That's a sight you don't see often.
Syria warned Turkey today against attacking U.S.-backed Kurdish forces in Northwest Syria. Turkey claims that the Kurdish fighters are linked to rebels inside Turkey. But Syria's deputy foreign minister said that their air defenses will shoot down Turkish planes that enter Syrian airspace.
Faisal Meqdad (through interpreter): The presence of any Turkish forces on Syrian lands is totally rejected. We warn the Turkish leadership that if they initiate combat operations, that will be considered an act of aggression by the Turkish army. The Syrian air defenses have restored their full force and they are ready to destroy Turkish aviation targets.
Meanwhile, Turkey rejected assurances by U.S. Secretary of State Rex Tillerson that the U.S. is not creating a Kurdish security force in Syria.
There's word that Myanmar's military is continuing assaults on Rohingya Muslims. That comes a day after neighboring Bangladesh agreed to begin returning Rohingya refugees to Myanmar next week. Refugees arriving in Bangladesh today said that their homes had been burned in recent attacks. More than 655,000 Rohingya have fled there since August.
In Kazakstan, at least 52 people died today when fire engulfed a bus. It was traveling through the northwestern part of the country, on a route often used by migrant workers heading to Russia. The cause of the fire is under investigation.
Back in this country, a California couple, David and Louise Turpin, were formally charged with torture and other crimes for allegedly imprisoning their 13 children. The Turpins pleaded not guilty in their first court appearance. The district attorney accused them of — quote — "severe emotional, physical abuse."
The victims were often not released from their chains to go to the bathroom. None of the victims have seen a doctor in more than four years. None of the victims have ever seen a dentist. The children were, when they were not chained up, locked in different rooms and fed very little on a schedule.
In addition to the other charges, David Turpin is accused of performing a lewd act on a child.
The U.S. Senate gave final approval today to renewing FISA, the foreign intelligence collection program. It now goes to President Trump. FISA focuses on targets abroad, but privacy advocates warn that it also sweeps up Americans' calls and e-mails. Supporters say the program is crucial to national security.

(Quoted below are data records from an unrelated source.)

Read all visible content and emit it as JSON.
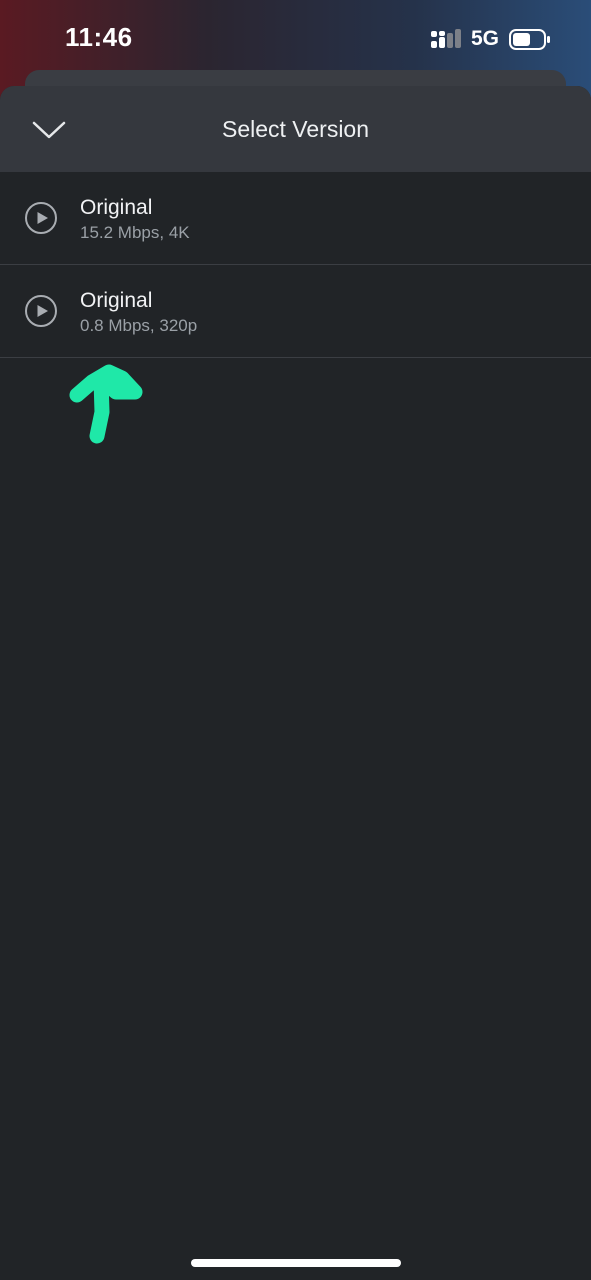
{
  "status_bar": {
    "time": "11:46",
    "network": "5G",
    "signal_icon": "cellular-signal-icon",
    "battery_icon": "battery-icon"
  },
  "sheet": {
    "title": "Select Version",
    "collapse_icon": "chevron-down-icon"
  },
  "versions": [
    {
      "name": "Original",
      "detail": "15.2 Mbps, 4K",
      "icon": "play-icon"
    },
    {
      "name": "Original",
      "detail": "0.8 Mbps, 320p",
      "icon": "play-icon"
    }
  ],
  "annotation": {
    "icon": "hand-drawn-arrow-up-icon",
    "color": "#1fe8a8"
  },
  "colors": {
    "sheet_background": "#212427",
    "header_background": "#35383e",
    "secondary_text": "#9aa0a6"
  }
}
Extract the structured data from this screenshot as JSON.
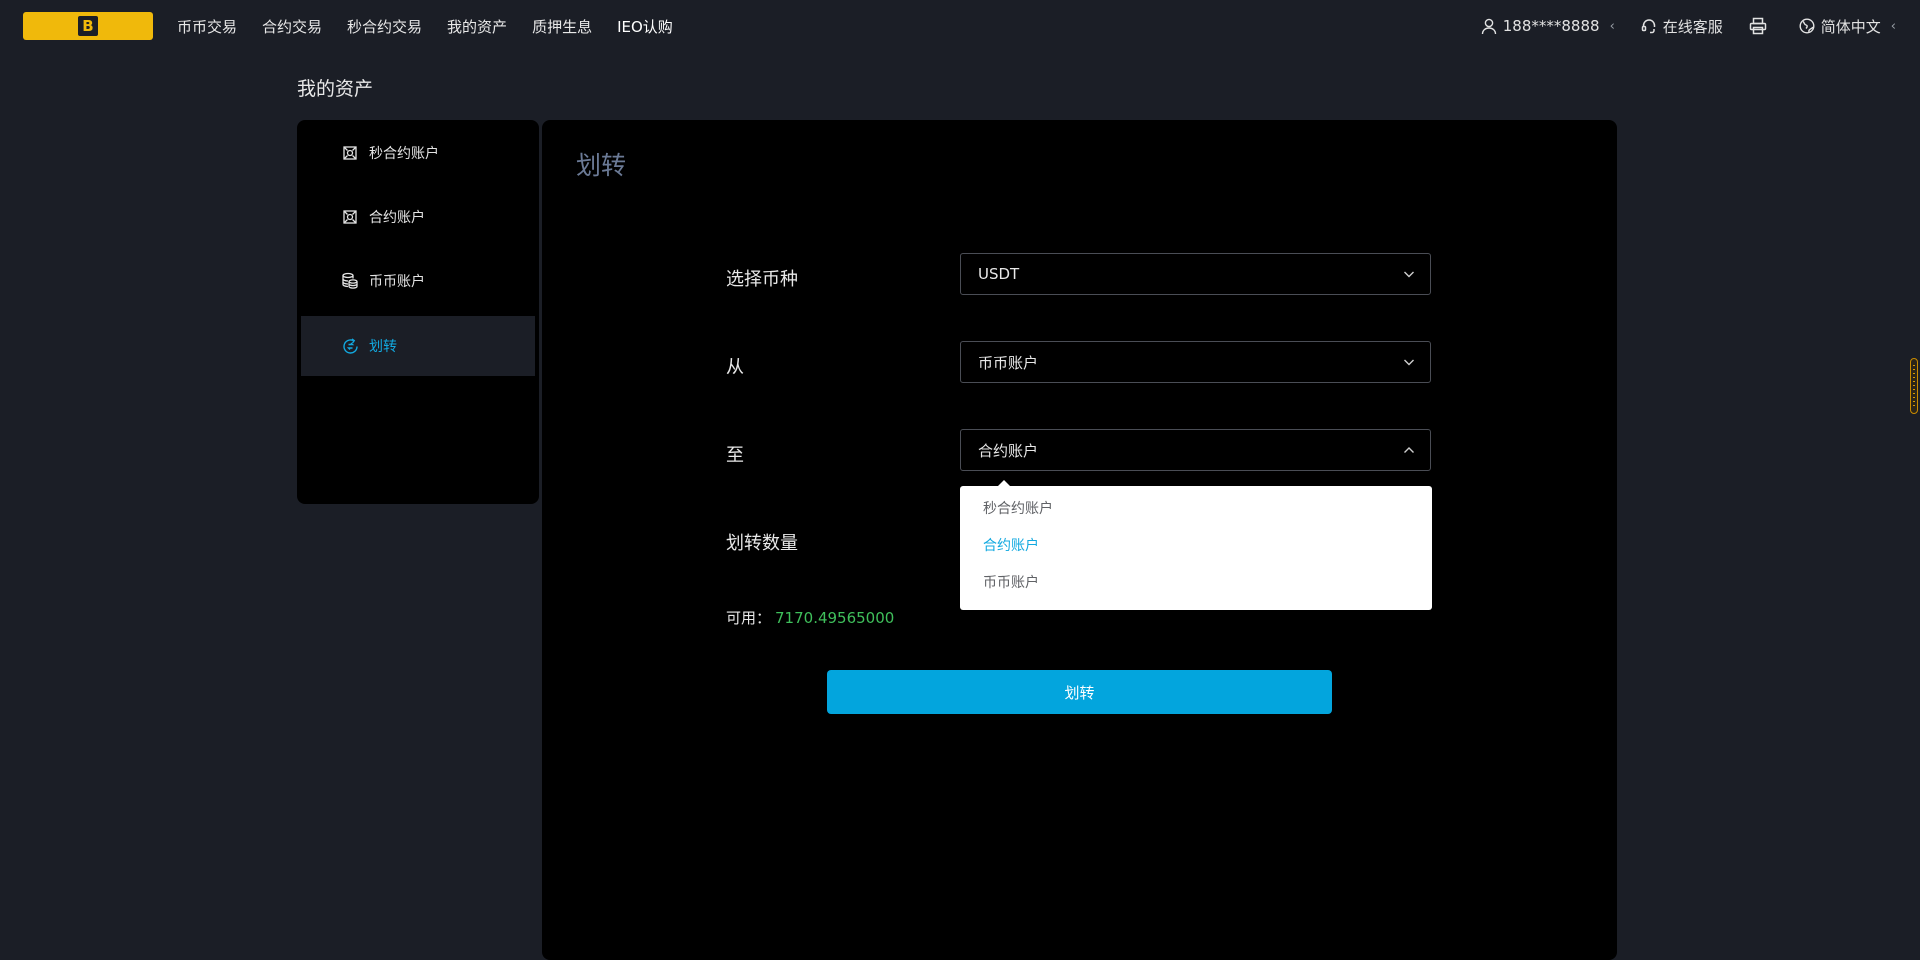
{
  "header": {
    "logo_glyph": "B",
    "nav": [
      "币币交易",
      "合约交易",
      "秒合约交易",
      "我的资产",
      "质押生息",
      "IEO认购"
    ],
    "user": {
      "phone": "188****8888",
      "caret": "‹",
      "icon": "user-icon"
    },
    "support": {
      "label": "在线客服",
      "icon": "headset-icon"
    },
    "print_icon": "printer-icon",
    "language": {
      "label": "简体中文",
      "caret": "‹",
      "icon": "globe-icon"
    }
  },
  "page": {
    "title": "我的资产"
  },
  "sidebar": {
    "items": [
      {
        "label": "秒合约账户",
        "icon": "grid-icon",
        "active": false
      },
      {
        "label": "合约账户",
        "icon": "grid-icon",
        "active": false
      },
      {
        "label": "币币账户",
        "icon": "coins-icon",
        "active": false
      },
      {
        "label": "划转",
        "icon": "transfer-icon",
        "active": true
      }
    ]
  },
  "transfer": {
    "title": "划转",
    "currency": {
      "label": "选择币种",
      "value": "USDT"
    },
    "from": {
      "label": "从",
      "value": "币币账户"
    },
    "to": {
      "label": "至",
      "value": "合约账户",
      "open": true
    },
    "amount": {
      "label": "划转数量"
    },
    "available": {
      "label": "可用：",
      "value": "7170.49565000"
    },
    "dropdown_options": [
      {
        "label": "秒合约账户",
        "selected": false
      },
      {
        "label": "合约账户",
        "selected": true
      },
      {
        "label": "币币账户",
        "selected": false
      }
    ],
    "submit_label": "划转"
  },
  "colors": {
    "background": "#1b1e26",
    "panel": "#000000",
    "accent": "#03a5dd",
    "logo": "#f0b90b",
    "available_value": "#3fbf5b"
  }
}
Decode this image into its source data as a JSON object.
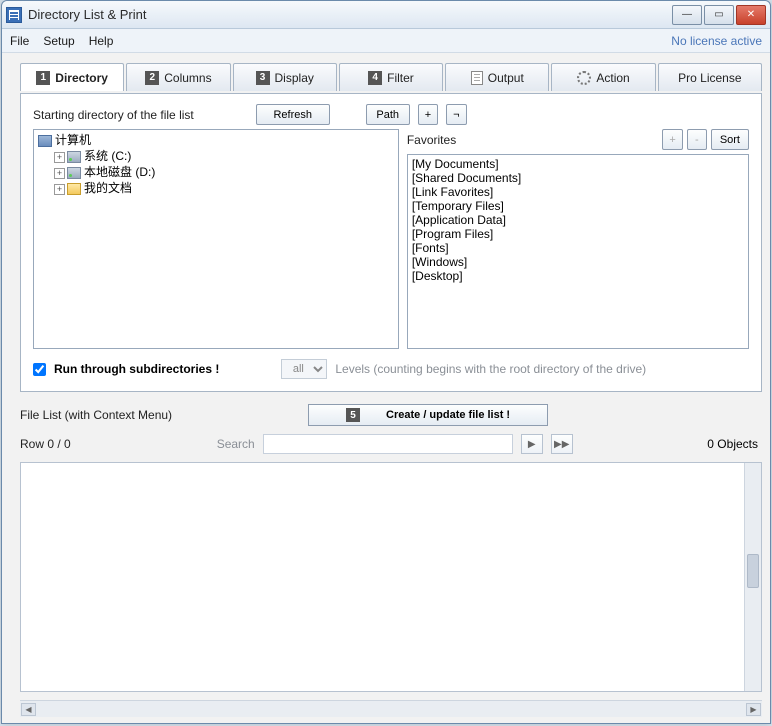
{
  "window": {
    "title": "Directory List & Print"
  },
  "menu": {
    "file": "File",
    "setup": "Setup",
    "help": "Help",
    "license_status": "No license active"
  },
  "tabs": [
    {
      "num": "1",
      "label": "Directory",
      "active": true
    },
    {
      "num": "2",
      "label": "Columns"
    },
    {
      "num": "3",
      "label": "Display"
    },
    {
      "num": "4",
      "label": "Filter"
    },
    {
      "icon": "sheet",
      "label": "Output"
    },
    {
      "icon": "gear",
      "label": "Action"
    },
    {
      "label": "Pro License"
    }
  ],
  "directory_panel": {
    "start_label": "Starting directory of the file list",
    "refresh": "Refresh",
    "path": "Path",
    "plus": "+",
    "neg": "¬",
    "tree": {
      "root": "计算机",
      "children": [
        {
          "label": "系统 (C:)",
          "icon": "drive"
        },
        {
          "label": "本地磁盘 (D:)",
          "icon": "drive"
        },
        {
          "label": "我的文档",
          "icon": "folder"
        }
      ]
    },
    "favorites_label": "Favorites",
    "fav_plus": "+",
    "fav_minus": "-",
    "fav_sort": "Sort",
    "favorites": [
      "[My Documents]",
      "[Shared Documents]",
      "[Link Favorites]",
      "[Temporary Files]",
      "[Application Data]",
      "[Program Files]",
      "[Fonts]",
      "[Windows]",
      "[Desktop]"
    ],
    "subdir_check_label": "Run through subdirectories !",
    "levels_combo": "all",
    "levels_label": "Levels  (counting begins with the root directory of the drive)"
  },
  "filelist": {
    "header_label": "File List (with Context Menu)",
    "create_num": "5",
    "create_label": "Create / update file list !",
    "row_label": "Row 0 / 0",
    "search_label": "Search",
    "objects_label": "0 Objects"
  }
}
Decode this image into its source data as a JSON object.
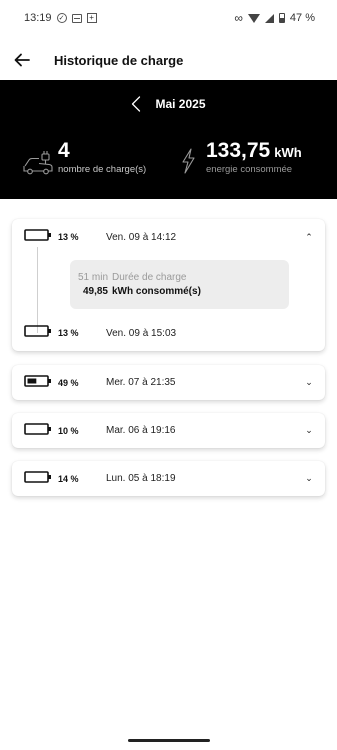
{
  "status_bar": {
    "time": "13:19",
    "battery": "47 %"
  },
  "app_bar": {
    "title": "Historique de charge"
  },
  "summary": {
    "month": "Mai 2025",
    "count_value": "4",
    "count_label": "nombre de charge(s)",
    "energy_value": "133,75",
    "energy_unit": "kWh",
    "energy_label": "energie consommée"
  },
  "sessions": [
    {
      "percent": "13 %",
      "date": "Ven. 09 à 14:12",
      "expanded": true,
      "battery_level": 0.13,
      "details": [
        {
          "value": "51 min",
          "label": "Durée de charge"
        },
        {
          "value": "49,85",
          "label": "kWh consommé(s)"
        }
      ],
      "end": {
        "percent": "13 %",
        "date": "Ven. 09 à 15:03",
        "battery_level": 0.13
      }
    },
    {
      "percent": "49 %",
      "date": "Mer. 07 à 21:35",
      "expanded": false,
      "battery_level": 0.49
    },
    {
      "percent": "10 %",
      "date": "Mar. 06 à 19:16",
      "expanded": false,
      "battery_level": 0.1
    },
    {
      "percent": "14 %",
      "date": "Lun. 05 à 18:19",
      "expanded": false,
      "battery_level": 0.14
    }
  ],
  "colors": {
    "header_bg": "#000000",
    "detail_bg": "#ededed",
    "muted_text": "#9a9a9a"
  }
}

And Wall Street backed off today after a record run-up. The Dow Jones industrial average lost nearly 98 points to close at 26,017. The Nasdaq was down two points, and the S&P 500 slipped four.